==== Material provided

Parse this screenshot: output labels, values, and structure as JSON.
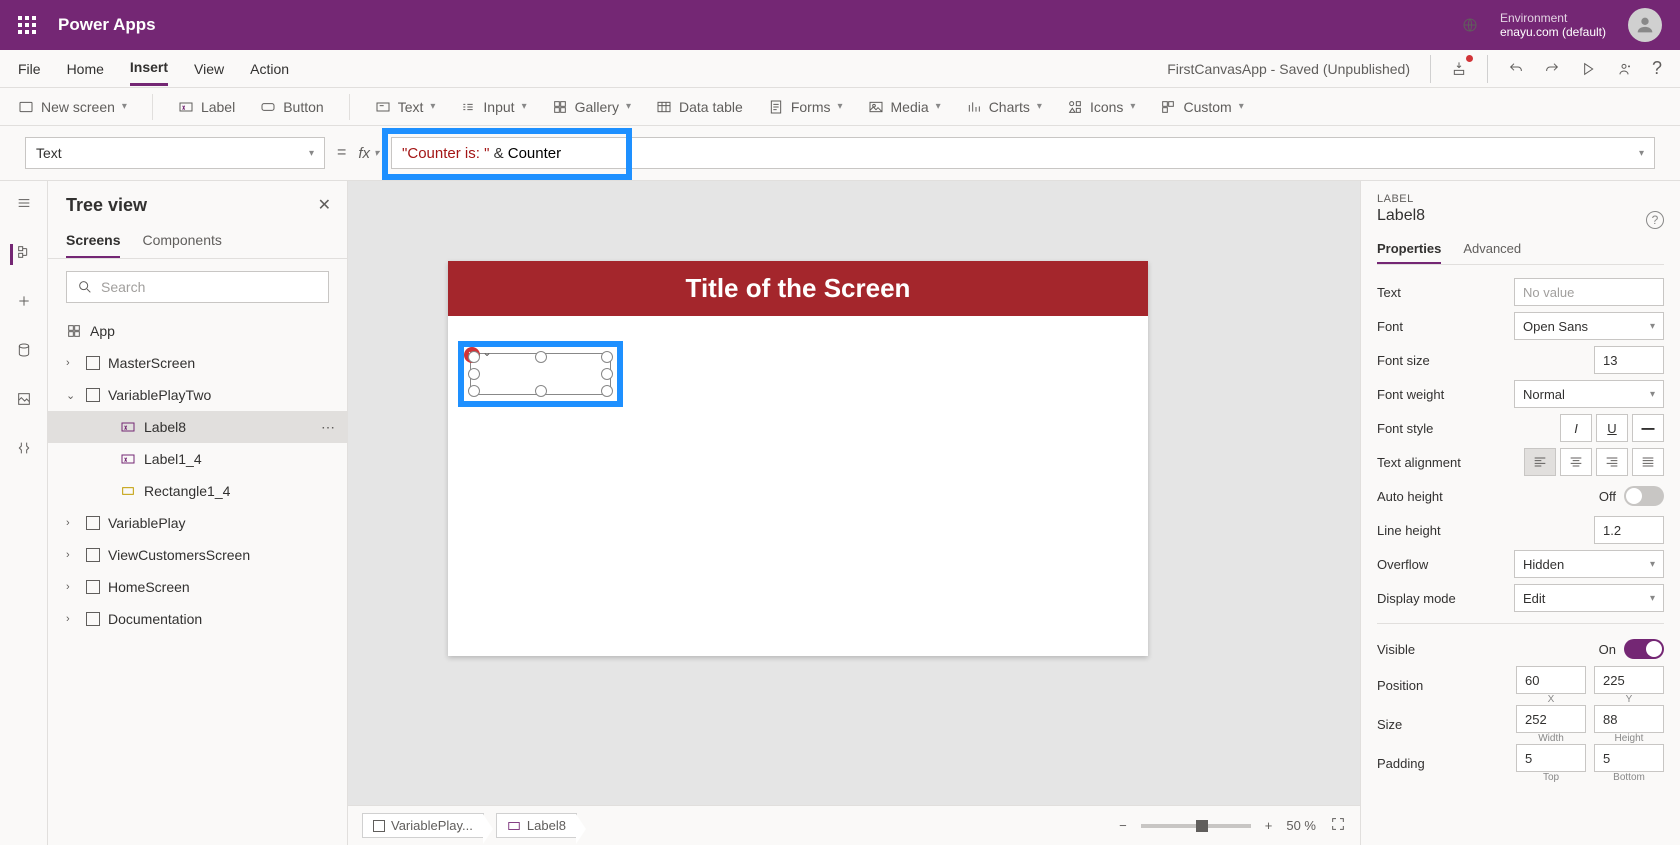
{
  "header": {
    "appName": "Power Apps",
    "envLabel": "Environment",
    "envName": "enayu.com (default)"
  },
  "menubar": {
    "items": [
      "File",
      "Home",
      "Insert",
      "View",
      "Action"
    ],
    "activeIndex": 2,
    "docStatus": "FirstCanvasApp - Saved (Unpublished)"
  },
  "ribbon": {
    "newScreen": "New screen",
    "items": [
      "Label",
      "Button",
      "Text",
      "Input",
      "Gallery",
      "Data table",
      "Forms",
      "Media",
      "Charts",
      "Icons",
      "Custom"
    ]
  },
  "formulaBar": {
    "property": "Text",
    "formulaString": "\"Counter is: \"",
    "formulaOp": " & ",
    "formulaVar": "Counter"
  },
  "treeview": {
    "title": "Tree view",
    "tabs": [
      "Screens",
      "Components"
    ],
    "activeTab": 0,
    "searchPlaceholder": "Search",
    "nodes": {
      "app": "App",
      "screens": [
        "MasterScreen",
        "VariablePlayTwo",
        "VariablePlay",
        "ViewCustomersScreen",
        "HomeScreen",
        "Documentation"
      ],
      "expandedScreen": "VariablePlayTwo",
      "children": [
        "Label8",
        "Label1_4",
        "Rectangle1_4"
      ],
      "selectedChild": "Label8"
    }
  },
  "canvas": {
    "screenTitle": "Title of the Screen"
  },
  "breadcrumb": {
    "items": [
      "VariablePlay...",
      "Label8"
    ],
    "zoom": "50 %"
  },
  "properties": {
    "typeLabel": "LABEL",
    "name": "Label8",
    "tabs": [
      "Properties",
      "Advanced"
    ],
    "activeTab": 0,
    "text": {
      "label": "Text",
      "placeholder": "No value"
    },
    "font": {
      "label": "Font",
      "value": "Open Sans"
    },
    "fontSize": {
      "label": "Font size",
      "value": "13"
    },
    "fontWeight": {
      "label": "Font weight",
      "value": "Normal"
    },
    "fontStyle": {
      "label": "Font style"
    },
    "textAlign": {
      "label": "Text alignment"
    },
    "autoHeight": {
      "label": "Auto height",
      "value": "Off"
    },
    "lineHeight": {
      "label": "Line height",
      "value": "1.2"
    },
    "overflow": {
      "label": "Overflow",
      "value": "Hidden"
    },
    "displayMode": {
      "label": "Display mode",
      "value": "Edit"
    },
    "visible": {
      "label": "Visible",
      "value": "On"
    },
    "position": {
      "label": "Position",
      "x": "60",
      "y": "225",
      "xLabel": "X",
      "yLabel": "Y"
    },
    "size": {
      "label": "Size",
      "w": "252",
      "h": "88",
      "wLabel": "Width",
      "hLabel": "Height"
    },
    "padding": {
      "label": "Padding",
      "top": "5",
      "bottom": "5",
      "topLabel": "Top",
      "bottomLabel": "Bottom"
    }
  }
}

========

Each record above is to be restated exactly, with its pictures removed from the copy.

▶ Response below
Parse this screenshot: output labels, values, and structure as JSON.
{
  "header": {
    "appName": "Power Apps",
    "envLabel": "Environment",
    "envName": "enayu.com (default)"
  },
  "menubar": {
    "items": [
      "File",
      "Home",
      "Insert",
      "View",
      "Action"
    ],
    "activeIndex": 2,
    "docStatus": "FirstCanvasApp - Saved (Unpublished)"
  },
  "ribbon": {
    "newScreen": "New screen",
    "items": [
      "Label",
      "Button",
      "Text",
      "Input",
      "Gallery",
      "Data table",
      "Forms",
      "Media",
      "Charts",
      "Icons",
      "Custom"
    ]
  },
  "formulaBar": {
    "property": "Text",
    "formulaString": "\"Counter is: \"",
    "formulaOp": " & ",
    "formulaVar": "Counter"
  },
  "treeview": {
    "title": "Tree view",
    "tabs": [
      "Screens",
      "Components"
    ],
    "activeTab": 0,
    "searchPlaceholder": "Search",
    "nodes": {
      "app": "App",
      "screens": [
        "MasterScreen",
        "VariablePlayTwo",
        "VariablePlay",
        "ViewCustomersScreen",
        "HomeScreen",
        "Documentation"
      ],
      "expandedScreen": "VariablePlayTwo",
      "children": [
        "Label8",
        "Label1_4",
        "Rectangle1_4"
      ],
      "selectedChild": "Label8"
    }
  },
  "canvas": {
    "screenTitle": "Title of the Screen"
  },
  "breadcrumb": {
    "items": [
      "VariablePlay...",
      "Label8"
    ],
    "zoom": "50 %"
  },
  "properties": {
    "typeLabel": "LABEL",
    "name": "Label8",
    "tabs": [
      "Properties",
      "Advanced"
    ],
    "activeTab": 0,
    "text": {
      "label": "Text",
      "placeholder": "No value"
    },
    "font": {
      "label": "Font",
      "value": "Open Sans"
    },
    "fontSize": {
      "label": "Font size",
      "value": "13"
    },
    "fontWeight": {
      "label": "Font weight",
      "value": "Normal"
    },
    "fontStyle": {
      "label": "Font style"
    },
    "textAlign": {
      "label": "Text alignment"
    },
    "autoHeight": {
      "label": "Auto height",
      "value": "Off"
    },
    "lineHeight": {
      "label": "Line height",
      "value": "1.2"
    },
    "overflow": {
      "label": "Overflow",
      "value": "Hidden"
    },
    "displayMode": {
      "label": "Display mode",
      "value": "Edit"
    },
    "visible": {
      "label": "Visible",
      "value": "On"
    },
    "position": {
      "label": "Position",
      "x": "60",
      "y": "225",
      "xLabel": "X",
      "yLabel": "Y"
    },
    "size": {
      "label": "Size",
      "w": "252",
      "h": "88",
      "wLabel": "Width",
      "hLabel": "Height"
    },
    "padding": {
      "label": "Padding",
      "top": "5",
      "bottom": "5",
      "topLabel": "Top",
      "bottomLabel": "Bottom"
    }
  }
}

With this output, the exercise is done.